Synopsis. Here’s the recipe for Heaven’s Postman:
* 1 good looking man that helps letters get to heaven
* 1 woman who has a letter to go to heaven who begins to helps him
* 2 families they help along the way
* 1 easy listen soundtrack
Mix into a sweet confection and watch in 2 hours
More Details. Heaven’s Postman (also known as Postman to Heaven) is a 2009 joint Korean and Japanese film about a man delivers letters from grieving families to heaven. Sometimes he helps grieving families deal with the loss of their loved one. He meets a woman with such a letter and feels a pull towards her. He asks if she’d like help him and she agrees. They help 2 families deal with the loss of a loved one. But everything is not as it seems and their relationship hangs in the balance. Is their relationship a short term or can it overcome the barriers to a long term relationship?
What I liked about Heaven’s Postman:
Kim Jae Joong as Shin Jae Joon. This man is beautiful and the best looking actor in the film. I enjoyed Jae Joong in Protect the Boss (2011) where his second lead role was not typical. In Heaven’s Postman the camera loving focuses on Jae Joong forcing you to marvel at his perfect skin, the haircut the perfects frames his beautiful face, and his soulful looks. Then he starts to act and he portrays the chilled postman with the right mix of gentle charm and underlying feeling.
Han Hyo Joo as Ha Na. Hyo Joo did a decent job in this role. Based on the release dates I’m assuming she performed in Heaven’s Postman right after Brilliant Legacy / Shining Inheritance. Her hairstyle is the same. Hyo Joo has decent chemistry with Jae Joong. I found this performance stronger the Love 911 (2012). When she interacts with the grieving families, you feel an earnest desire to help.
The writer, Eriko Kitagawa, crafted a sweet and gentle tale of love and coping with loss that while simple provided the right amount of content for this film. The story did not seem insubstantial nor was it complex and jammed into 2 hours. On the surface the story is simple but there is more depth. The actors used a delicate hand bringing this screenplay to life. The strength of the story was in the second half when Jae Joon and Ha Na helped the second family, sole survivor father Lee Moon Gyo played beautifully by Kim Chang Wan (coffee house owner in Coffee Prince). The father’s desire to right his negligent relationship with his dead wife and son felt real. At this point we also learn the back story of Jae Joon which makes his character more than a pretty man delivering letters.

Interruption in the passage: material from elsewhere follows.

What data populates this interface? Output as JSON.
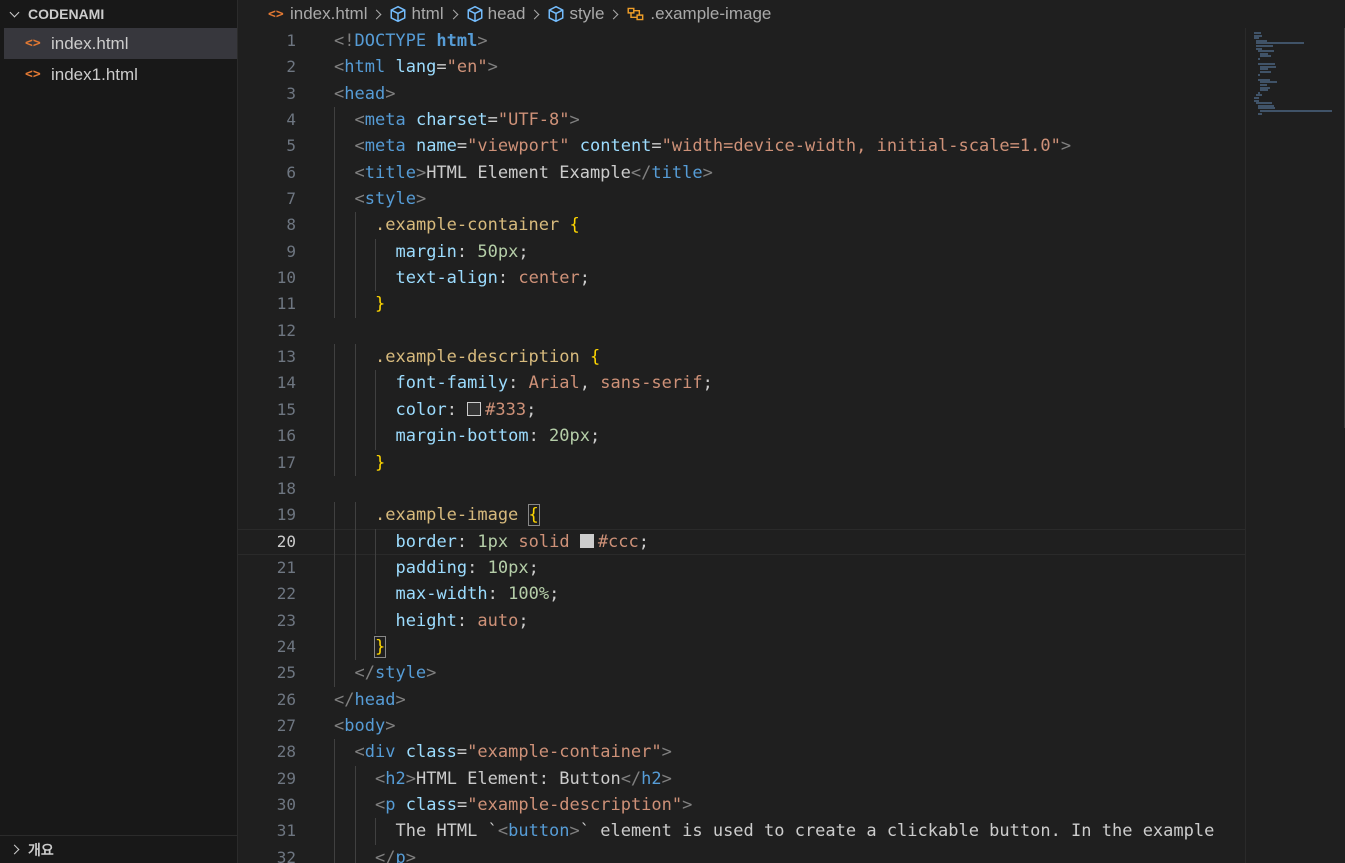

What I did not like about Heaven’s Postman:
My quibble with the movie is that it is so delicate that it comes off as cotton candy sweet and did not linger long with me. But it was an easy enjoyable watch, which puts it above many of the films I have seen.
This joint Korean and Japanese film had a Korean director and actors and a Japanese screenwriter. Per wikipedia this film was part of “seven feature-length mini-dramas which were collaborations between South Korean TV directors and Japanese TV screenwriters”. I did not realize joint productions occurred and found this interesting.

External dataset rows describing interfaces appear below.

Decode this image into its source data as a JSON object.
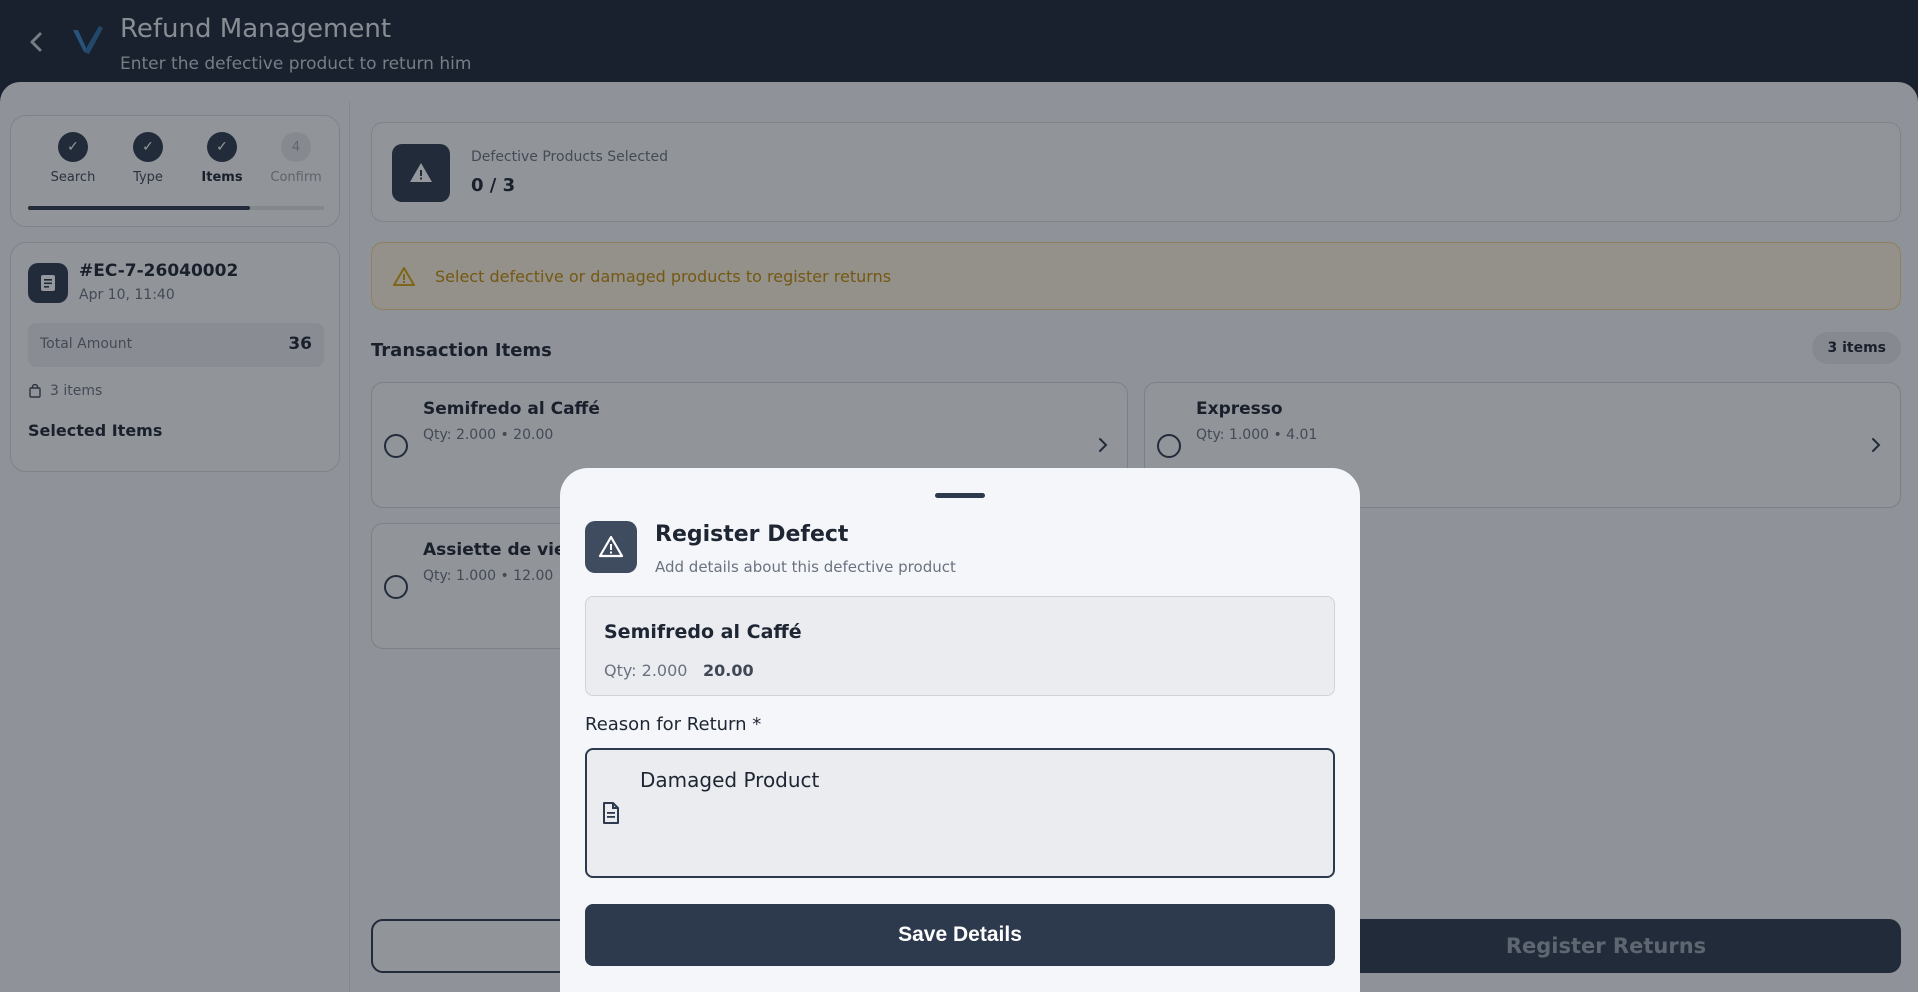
{
  "header": {
    "title": "Refund Management",
    "subtitle": "Enter the defective product to return him"
  },
  "stepper": {
    "steps": [
      {
        "label": "Search",
        "state": "done"
      },
      {
        "label": "Type",
        "state": "done"
      },
      {
        "label": "Items",
        "state": "current"
      },
      {
        "label": "Confirm",
        "state": "pending",
        "number": "4"
      }
    ],
    "progress": 0.75
  },
  "transaction": {
    "id": "#EC-7-26040002",
    "date": "Apr 10, 11:40",
    "total_label": "Total Amount",
    "total_value": "36",
    "items_count": "3 items",
    "selected_items_title": "Selected Items"
  },
  "summary": {
    "label": "Defective Products Selected",
    "value": "0 / 3"
  },
  "alert": {
    "text": "Select defective or damaged products to register returns"
  },
  "items_section": {
    "title": "Transaction Items",
    "badge": "3 items",
    "items": [
      {
        "name": "Semifredo al Caffé",
        "meta": "Qty: 2.000  •  20.00"
      },
      {
        "name": "Expresso",
        "meta": "Qty: 1.000  •  4.01"
      },
      {
        "name": "Assiette de vieux",
        "meta": "Qty: 1.000  •  12.00"
      }
    ]
  },
  "footer": {
    "register_label": "Register Returns"
  },
  "modal": {
    "title": "Register Defect",
    "subtitle": "Add details about this defective product",
    "product_name": "Semifredo al Caffé",
    "product_qty": "Qty: 2.000",
    "product_price": "20.00",
    "reason_label": "Reason for Return *",
    "reason_value": "Damaged Product",
    "save_label": "Save Details"
  },
  "colors": {
    "header_bg": "#1d2736",
    "primary": "#2d3a4d",
    "warning_text": "#c48a07",
    "warning_bg": "#fcf3dd"
  }
}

Don’t miss the closing credits, that is where the epilogue plays out.
The Original Sound Track is gentle and sweet too. Here’s the Tracklist:

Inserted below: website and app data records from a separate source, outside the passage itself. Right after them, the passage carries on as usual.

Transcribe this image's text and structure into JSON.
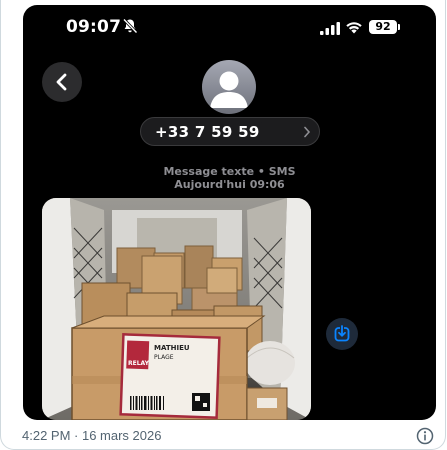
{
  "status_bar": {
    "time": "09:07",
    "battery": "92"
  },
  "contact": {
    "number": "+33 7 59 59"
  },
  "message": {
    "type": "Message texte • SMS",
    "timestamp": "Aujourd'hui 09:06"
  },
  "parcel_label": {
    "brand": "RELAY",
    "name": "MATHIEU",
    "line2": "PLAGE"
  },
  "post": {
    "timestamp": "4:22 PM · 16 mars 2026"
  },
  "colors": {
    "accent": "#0a84ff",
    "phone_bg": "#000000",
    "footer_text": "#536471"
  },
  "icons": [
    "bell-off-icon",
    "signal-icon",
    "wifi-icon",
    "battery-icon",
    "chevron-left-icon",
    "person-icon",
    "chevron-right-icon",
    "download-icon",
    "info-icon"
  ]
}
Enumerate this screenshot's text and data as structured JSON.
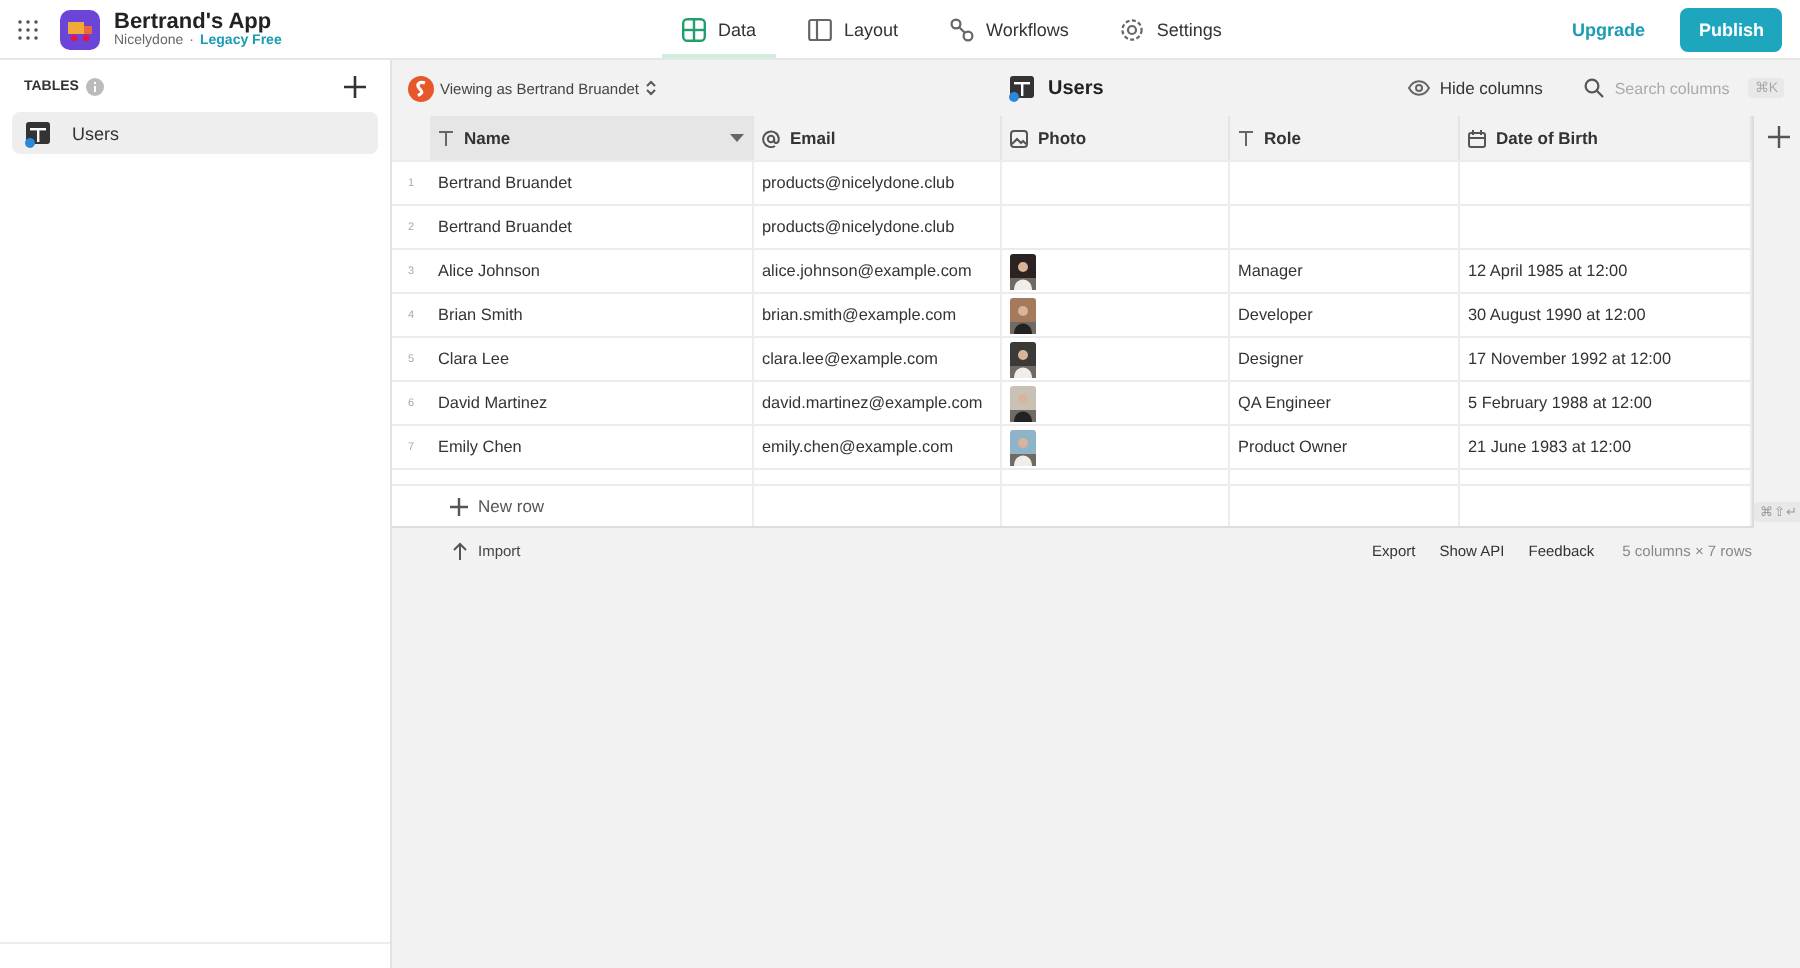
{
  "app": {
    "name": "Bertrand's App",
    "workspace": "Nicelydone",
    "separator": "·",
    "plan": "Legacy Free"
  },
  "nav_tabs": [
    {
      "label": "Data",
      "selected": true
    },
    {
      "label": "Layout",
      "selected": false
    },
    {
      "label": "Workflows",
      "selected": false
    },
    {
      "label": "Settings",
      "selected": false
    }
  ],
  "actions": {
    "upgrade": "Upgrade",
    "publish": "Publish"
  },
  "sidebar": {
    "heading": "TABLES",
    "items": [
      {
        "label": "Users",
        "selected": true
      }
    ]
  },
  "toolbar": {
    "viewing_as": "Viewing as Bertrand Bruandet",
    "table_title": "Users",
    "hide_columns": "Hide columns",
    "search": {
      "placeholder": "Search columns"
    },
    "shortcut": "⌘K"
  },
  "table": {
    "columns": [
      {
        "label": "Name",
        "kind": "text"
      },
      {
        "label": "Email",
        "kind": "email"
      },
      {
        "label": "Photo"
      },
      {
        "label": "Role",
        "kind": "text"
      },
      {
        "label": "Date of Birth",
        "kind": "date"
      }
    ],
    "rows": [
      {
        "number": "1",
        "name": "Bertrand Bruandet",
        "email": "products@nicelydone.club",
        "photo": false,
        "role": "",
        "dob": ""
      },
      {
        "number": "2",
        "name": "Bertrand Bruandet",
        "email": "products@nicelydone.club",
        "photo": false,
        "role": "",
        "dob": ""
      },
      {
        "number": "3",
        "name": "Alice Johnson",
        "email": "alice.johnson@example.com",
        "photo": true,
        "role": "Manager",
        "dob": "12 April 1985 at 12:00"
      },
      {
        "number": "4",
        "name": "Brian Smith",
        "email": "brian.smith@example.com",
        "photo": true,
        "role": "Developer",
        "dob": "30 August 1990 at 12:00"
      },
      {
        "number": "5",
        "name": "Clara Lee",
        "email": "clara.lee@example.com",
        "photo": true,
        "role": "Designer",
        "dob": "17 November 1992 at 12:00"
      },
      {
        "number": "6",
        "name": "David Martinez",
        "email": "david.martinez@example.com",
        "photo": true,
        "role": "QA Engineer",
        "dob": "5 February 1988 at 12:00"
      },
      {
        "number": "7",
        "name": "Emily Chen",
        "email": "emily.chen@example.com",
        "photo": true,
        "role": "Product Owner",
        "dob": "21 June 1983 at 12:00"
      }
    ],
    "new_row": "New row",
    "new_row_shortcut": "⌘⇧↵"
  },
  "footer": {
    "import": "Import",
    "links": [
      "Export",
      "Show API",
      "Feedback"
    ],
    "summary": "5 columns × 7 rows"
  }
}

2. Last Days Of Autumn (Theme, Guitar Version)
4. A Letter To You (Prologue, Piano Version)
5. Something Suspicious
6. Cloud Cause Rain
7. Last Days Of Autumn (Theme, Original Version)
8. A Strange Face
9. Only You
11. A Letter To You (Prologue, Original Version)
12. One & Only Love For Me
13. Rainy Sunday
Listen through this link or the embedded playlist below: